Setting standards

As a sales leader, you can set standards for such criteria as performance, proficiency, accuracy, knowledge, or simply completion, depending on your top 5 high value, high impact work products.


Let’s return to the Step 1. Align Sales Goals with Sales Strategy example of moving into new markets by introducing and selling our New Product.

The sales leader might rank his sales person’s top 5 work products as follows and then set standards accordingly.

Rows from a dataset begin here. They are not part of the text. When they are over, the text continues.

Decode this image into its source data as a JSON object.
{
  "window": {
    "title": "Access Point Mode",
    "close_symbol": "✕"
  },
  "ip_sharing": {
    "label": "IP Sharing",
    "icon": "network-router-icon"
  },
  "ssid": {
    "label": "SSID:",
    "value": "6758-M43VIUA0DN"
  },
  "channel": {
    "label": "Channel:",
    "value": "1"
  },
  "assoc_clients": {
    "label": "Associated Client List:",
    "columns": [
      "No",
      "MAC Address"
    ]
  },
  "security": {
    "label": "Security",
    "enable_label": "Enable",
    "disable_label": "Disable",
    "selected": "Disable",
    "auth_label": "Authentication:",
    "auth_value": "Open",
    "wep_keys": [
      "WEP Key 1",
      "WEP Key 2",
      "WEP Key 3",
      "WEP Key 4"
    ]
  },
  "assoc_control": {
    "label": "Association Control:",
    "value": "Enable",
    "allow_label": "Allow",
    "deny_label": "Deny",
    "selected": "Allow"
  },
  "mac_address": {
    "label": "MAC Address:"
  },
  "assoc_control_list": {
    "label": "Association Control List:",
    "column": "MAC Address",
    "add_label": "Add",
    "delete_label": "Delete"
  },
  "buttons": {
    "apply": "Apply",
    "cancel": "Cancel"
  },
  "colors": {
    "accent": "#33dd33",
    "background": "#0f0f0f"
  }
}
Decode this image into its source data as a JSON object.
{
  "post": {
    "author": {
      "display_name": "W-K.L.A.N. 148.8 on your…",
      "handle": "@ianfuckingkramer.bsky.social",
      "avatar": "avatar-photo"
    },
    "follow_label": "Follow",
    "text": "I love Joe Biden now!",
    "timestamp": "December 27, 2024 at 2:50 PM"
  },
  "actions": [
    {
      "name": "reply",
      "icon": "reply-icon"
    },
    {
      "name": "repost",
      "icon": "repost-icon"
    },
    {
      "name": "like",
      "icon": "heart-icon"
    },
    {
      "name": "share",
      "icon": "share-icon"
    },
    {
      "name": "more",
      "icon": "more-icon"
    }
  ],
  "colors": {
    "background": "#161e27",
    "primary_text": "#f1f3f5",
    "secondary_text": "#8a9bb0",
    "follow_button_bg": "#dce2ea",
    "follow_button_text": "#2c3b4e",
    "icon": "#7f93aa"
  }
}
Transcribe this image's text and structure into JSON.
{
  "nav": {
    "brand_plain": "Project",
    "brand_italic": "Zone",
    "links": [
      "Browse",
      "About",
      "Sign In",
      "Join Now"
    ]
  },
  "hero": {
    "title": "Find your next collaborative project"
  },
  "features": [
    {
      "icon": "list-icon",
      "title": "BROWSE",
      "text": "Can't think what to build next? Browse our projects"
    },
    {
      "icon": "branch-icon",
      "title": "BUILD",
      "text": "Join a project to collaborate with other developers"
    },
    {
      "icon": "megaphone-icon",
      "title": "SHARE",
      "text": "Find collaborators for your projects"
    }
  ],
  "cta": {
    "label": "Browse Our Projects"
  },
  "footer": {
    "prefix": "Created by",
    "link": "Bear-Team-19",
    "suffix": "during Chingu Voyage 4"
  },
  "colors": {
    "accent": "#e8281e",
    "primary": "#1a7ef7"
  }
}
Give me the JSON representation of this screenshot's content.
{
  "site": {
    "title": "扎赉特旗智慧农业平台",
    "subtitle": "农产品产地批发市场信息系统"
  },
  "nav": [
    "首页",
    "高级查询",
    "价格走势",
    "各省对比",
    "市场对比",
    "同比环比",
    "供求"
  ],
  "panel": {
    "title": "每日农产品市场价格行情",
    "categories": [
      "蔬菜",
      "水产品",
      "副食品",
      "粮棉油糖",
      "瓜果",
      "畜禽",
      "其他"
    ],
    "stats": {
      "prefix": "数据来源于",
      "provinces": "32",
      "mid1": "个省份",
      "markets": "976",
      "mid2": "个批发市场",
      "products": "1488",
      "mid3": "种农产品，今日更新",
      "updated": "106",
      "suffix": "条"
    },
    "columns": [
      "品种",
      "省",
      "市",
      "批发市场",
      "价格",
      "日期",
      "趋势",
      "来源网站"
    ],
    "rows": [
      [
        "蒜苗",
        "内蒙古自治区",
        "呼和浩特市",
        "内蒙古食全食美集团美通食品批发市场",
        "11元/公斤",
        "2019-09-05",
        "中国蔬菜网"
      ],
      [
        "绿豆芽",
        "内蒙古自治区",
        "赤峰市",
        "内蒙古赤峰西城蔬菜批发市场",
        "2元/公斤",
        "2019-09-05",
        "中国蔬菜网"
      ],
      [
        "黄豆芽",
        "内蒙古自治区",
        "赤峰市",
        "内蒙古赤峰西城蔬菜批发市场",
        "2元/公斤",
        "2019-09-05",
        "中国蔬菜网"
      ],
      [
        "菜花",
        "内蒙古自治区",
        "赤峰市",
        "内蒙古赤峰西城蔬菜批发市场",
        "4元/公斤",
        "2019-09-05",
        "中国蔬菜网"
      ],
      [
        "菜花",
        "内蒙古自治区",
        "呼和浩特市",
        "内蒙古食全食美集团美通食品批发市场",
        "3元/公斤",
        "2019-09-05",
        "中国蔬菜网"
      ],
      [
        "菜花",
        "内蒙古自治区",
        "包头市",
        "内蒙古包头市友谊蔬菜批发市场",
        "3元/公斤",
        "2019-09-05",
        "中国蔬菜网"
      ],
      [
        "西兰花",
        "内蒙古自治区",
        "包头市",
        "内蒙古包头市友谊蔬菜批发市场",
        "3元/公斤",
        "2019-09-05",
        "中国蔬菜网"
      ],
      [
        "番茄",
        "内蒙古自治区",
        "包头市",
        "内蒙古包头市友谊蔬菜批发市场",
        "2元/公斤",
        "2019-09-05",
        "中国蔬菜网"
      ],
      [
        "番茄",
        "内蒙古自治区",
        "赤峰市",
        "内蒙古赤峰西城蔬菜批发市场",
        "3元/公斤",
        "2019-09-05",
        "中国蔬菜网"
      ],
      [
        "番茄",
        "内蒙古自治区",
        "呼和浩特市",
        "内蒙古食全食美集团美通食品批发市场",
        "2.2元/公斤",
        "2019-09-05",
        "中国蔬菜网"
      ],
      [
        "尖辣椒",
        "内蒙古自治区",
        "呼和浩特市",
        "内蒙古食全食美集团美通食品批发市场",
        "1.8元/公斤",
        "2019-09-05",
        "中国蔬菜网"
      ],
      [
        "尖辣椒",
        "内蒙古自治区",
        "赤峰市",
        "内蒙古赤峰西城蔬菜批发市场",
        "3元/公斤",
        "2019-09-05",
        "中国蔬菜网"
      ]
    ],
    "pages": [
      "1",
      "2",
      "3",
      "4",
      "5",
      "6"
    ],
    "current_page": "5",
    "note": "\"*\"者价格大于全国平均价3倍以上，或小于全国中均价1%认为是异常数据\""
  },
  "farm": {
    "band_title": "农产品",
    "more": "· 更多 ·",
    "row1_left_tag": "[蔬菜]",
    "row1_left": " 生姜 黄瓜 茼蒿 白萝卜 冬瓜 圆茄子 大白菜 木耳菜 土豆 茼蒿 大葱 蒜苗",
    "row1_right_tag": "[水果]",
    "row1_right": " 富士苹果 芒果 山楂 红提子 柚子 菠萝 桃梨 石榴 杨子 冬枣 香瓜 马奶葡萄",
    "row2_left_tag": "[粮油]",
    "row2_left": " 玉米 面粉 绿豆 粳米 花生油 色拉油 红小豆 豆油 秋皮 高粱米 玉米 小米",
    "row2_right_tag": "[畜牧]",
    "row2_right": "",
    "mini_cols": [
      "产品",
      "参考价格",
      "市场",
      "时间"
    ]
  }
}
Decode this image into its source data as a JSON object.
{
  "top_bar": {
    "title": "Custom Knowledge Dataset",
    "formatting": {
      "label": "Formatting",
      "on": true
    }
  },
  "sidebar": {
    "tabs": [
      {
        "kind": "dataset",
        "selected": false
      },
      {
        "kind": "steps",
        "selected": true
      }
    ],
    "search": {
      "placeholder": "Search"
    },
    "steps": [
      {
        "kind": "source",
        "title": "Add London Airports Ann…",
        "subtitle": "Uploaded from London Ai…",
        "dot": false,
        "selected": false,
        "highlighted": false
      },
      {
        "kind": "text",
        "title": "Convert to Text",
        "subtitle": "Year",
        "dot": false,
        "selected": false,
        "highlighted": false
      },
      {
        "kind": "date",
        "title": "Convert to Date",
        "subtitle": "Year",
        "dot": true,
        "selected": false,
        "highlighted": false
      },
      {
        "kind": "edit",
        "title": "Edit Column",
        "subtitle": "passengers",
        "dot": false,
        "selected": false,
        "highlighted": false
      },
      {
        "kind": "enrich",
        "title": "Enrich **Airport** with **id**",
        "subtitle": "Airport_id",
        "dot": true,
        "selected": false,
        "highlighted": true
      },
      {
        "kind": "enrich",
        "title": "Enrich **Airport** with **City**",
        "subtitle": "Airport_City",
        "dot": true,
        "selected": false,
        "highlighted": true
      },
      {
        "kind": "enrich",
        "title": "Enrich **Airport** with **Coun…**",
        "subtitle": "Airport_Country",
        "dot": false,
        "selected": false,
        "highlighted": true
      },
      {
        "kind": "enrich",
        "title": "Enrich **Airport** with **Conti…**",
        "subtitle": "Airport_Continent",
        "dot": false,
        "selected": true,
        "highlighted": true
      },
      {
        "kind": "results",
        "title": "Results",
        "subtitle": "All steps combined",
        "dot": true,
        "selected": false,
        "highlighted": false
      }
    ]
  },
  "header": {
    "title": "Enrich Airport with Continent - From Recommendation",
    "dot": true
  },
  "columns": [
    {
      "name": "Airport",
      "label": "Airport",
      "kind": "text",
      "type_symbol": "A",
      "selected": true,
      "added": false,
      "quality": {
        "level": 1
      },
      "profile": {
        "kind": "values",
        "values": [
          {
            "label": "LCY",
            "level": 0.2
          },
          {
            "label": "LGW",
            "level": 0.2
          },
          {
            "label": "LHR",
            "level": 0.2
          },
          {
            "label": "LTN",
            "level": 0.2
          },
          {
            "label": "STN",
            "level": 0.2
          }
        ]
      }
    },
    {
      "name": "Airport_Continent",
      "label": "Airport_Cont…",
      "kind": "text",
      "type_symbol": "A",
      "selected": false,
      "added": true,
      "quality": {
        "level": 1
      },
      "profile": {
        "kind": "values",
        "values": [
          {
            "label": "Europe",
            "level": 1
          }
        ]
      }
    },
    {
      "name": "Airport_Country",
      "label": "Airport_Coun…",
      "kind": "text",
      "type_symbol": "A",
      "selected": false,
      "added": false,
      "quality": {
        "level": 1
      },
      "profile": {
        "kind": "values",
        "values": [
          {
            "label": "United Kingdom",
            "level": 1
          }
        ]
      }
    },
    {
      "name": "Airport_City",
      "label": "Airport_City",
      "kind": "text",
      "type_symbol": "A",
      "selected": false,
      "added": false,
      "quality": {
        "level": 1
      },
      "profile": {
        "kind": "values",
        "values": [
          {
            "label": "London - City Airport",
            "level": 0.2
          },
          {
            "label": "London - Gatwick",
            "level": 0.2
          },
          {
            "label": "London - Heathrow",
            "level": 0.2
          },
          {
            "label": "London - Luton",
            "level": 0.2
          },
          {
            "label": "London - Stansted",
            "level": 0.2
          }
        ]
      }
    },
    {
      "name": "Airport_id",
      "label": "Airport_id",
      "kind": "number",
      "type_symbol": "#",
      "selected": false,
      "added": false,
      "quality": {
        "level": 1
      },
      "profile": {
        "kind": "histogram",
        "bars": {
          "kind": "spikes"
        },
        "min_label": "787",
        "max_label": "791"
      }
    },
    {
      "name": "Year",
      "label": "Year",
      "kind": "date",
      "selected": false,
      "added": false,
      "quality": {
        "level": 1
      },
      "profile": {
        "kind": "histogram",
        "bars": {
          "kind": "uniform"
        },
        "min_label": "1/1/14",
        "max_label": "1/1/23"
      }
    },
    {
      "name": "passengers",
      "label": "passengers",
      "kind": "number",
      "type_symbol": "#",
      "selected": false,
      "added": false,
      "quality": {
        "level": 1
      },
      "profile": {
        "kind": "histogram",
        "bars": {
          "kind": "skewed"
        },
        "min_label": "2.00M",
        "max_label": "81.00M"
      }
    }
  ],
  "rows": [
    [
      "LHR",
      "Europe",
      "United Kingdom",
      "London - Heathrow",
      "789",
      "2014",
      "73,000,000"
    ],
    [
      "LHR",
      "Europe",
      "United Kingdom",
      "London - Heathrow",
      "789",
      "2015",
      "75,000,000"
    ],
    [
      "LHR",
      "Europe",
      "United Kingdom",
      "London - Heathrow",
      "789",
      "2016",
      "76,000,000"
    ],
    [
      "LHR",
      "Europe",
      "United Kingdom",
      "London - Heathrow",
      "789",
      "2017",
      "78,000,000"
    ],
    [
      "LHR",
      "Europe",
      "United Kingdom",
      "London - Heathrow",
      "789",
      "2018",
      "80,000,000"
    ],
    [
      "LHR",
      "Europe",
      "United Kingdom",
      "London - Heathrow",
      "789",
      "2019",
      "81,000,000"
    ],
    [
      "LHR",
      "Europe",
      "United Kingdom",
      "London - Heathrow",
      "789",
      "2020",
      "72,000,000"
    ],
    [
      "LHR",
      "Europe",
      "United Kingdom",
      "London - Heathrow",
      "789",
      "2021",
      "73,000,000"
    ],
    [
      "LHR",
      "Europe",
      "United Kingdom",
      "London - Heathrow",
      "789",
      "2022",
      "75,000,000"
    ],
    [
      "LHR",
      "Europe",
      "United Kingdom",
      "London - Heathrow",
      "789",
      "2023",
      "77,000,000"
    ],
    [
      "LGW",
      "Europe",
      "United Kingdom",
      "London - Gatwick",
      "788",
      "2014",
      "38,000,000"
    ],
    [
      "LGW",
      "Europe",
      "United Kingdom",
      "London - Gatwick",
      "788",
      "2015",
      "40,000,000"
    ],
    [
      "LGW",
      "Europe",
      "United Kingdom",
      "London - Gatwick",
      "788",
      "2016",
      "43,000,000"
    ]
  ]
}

  1. The sales person’s prospect list – Possible standards:
    • New accounts within the sales person’s territory
    • New departments in an existing account
    • Fit our ideal customer profile for the New Product
    • Competition does not have a presence in the account
  2. New Product Presentation – Possible standards:
    • Positive example:
      • Uses approved marketing template, slide deck, and messaging
      • Target audience is decision making team
      • Includes an agenda and follow up actions
    • Negative example:
      • No winging it
      • Don’t use your own slide deck
      • Don’t show up and throw up
  3. New Product Demonstration – Possible standards:
    • Follow our established process
    • Know your audience in advance
    • Have an agenda
    • Establish follow up steps
  4. New Product knowledge – Possible standards:
    • Pass the New Product online course with a minimum of 80% proficiency
  5. Opportunity Analysis Report – Possible standards:
    • Identifies a specific sales objective
    • Lists all decision makers and their roles
    • Provides evidence of interest in the form of the customers’ words – no mind reading
    • Includes a schedule for next steps to move the opportunity forward


When your sales people produce high quality work products acknowledge their work and effort. Most often proficiency in this area is simply expected as part of the job, after all, your sales people are professionals. But I can’t help but wonder how many opportunities have been lost due to lack of follow-up, a demonstration that missed the mark, or a poorly worded email.

Don’t ignore sloppy work. Address it one-on-one in a coaching meeting. Restate your expectations and show positive and negative examples. Ask questions to determine if it is the result of a process problem, lack of training or education, or a motivation issue. You may also want to include it as a development opportunity in your performance management program. And finally, schedule a follow-up coaching meeting to review progress.

Evaluation Method

Successful completion of this step is based on the following:

  • Agreement between you and your manager that you are focusing on the top 5 work products that enable sales goal achievement and support sales strategy execution.
  • You have a follow-up plan for:
    • Observing performance activities such as sales meetings, sales presentations, and demonstrations
    • Checking on training attendance and test results
    • Coaching for continuous improvement in advancing and closing deals

A New Approach

What I have described in this step may be business as usual for some sales leaders while for others it represents a new approach. Here are some reasons why I am so passionate about the Work Product exercise.

  1. If you are a sales leader promoted from within the ranks this ‘tangible things’ approach can help elevate you in the eyes of your team and reduce friction from personality issues.
  2. Focusing on the top 5 work products at each level in the sales organization ensures goal alignment and support for sales strategy execution.
  3. Work product performance and proficiency provides you with excellent diagnostic information. If a sales person’s work product is not up to standards, you will be quickly able to determine if it is a knowledge, capability, or process problem.
  4. This additional information provides a foundation and framework for coaching sessions and ensure you are working on the right end of the problem.

And finally look to your master craftsmen, your exemplary performers, for guidance on standards. They make it look easy, but by looking at their work products you may discover the artistry and finesse they so effortlessly employ. After all, sales is a performance art.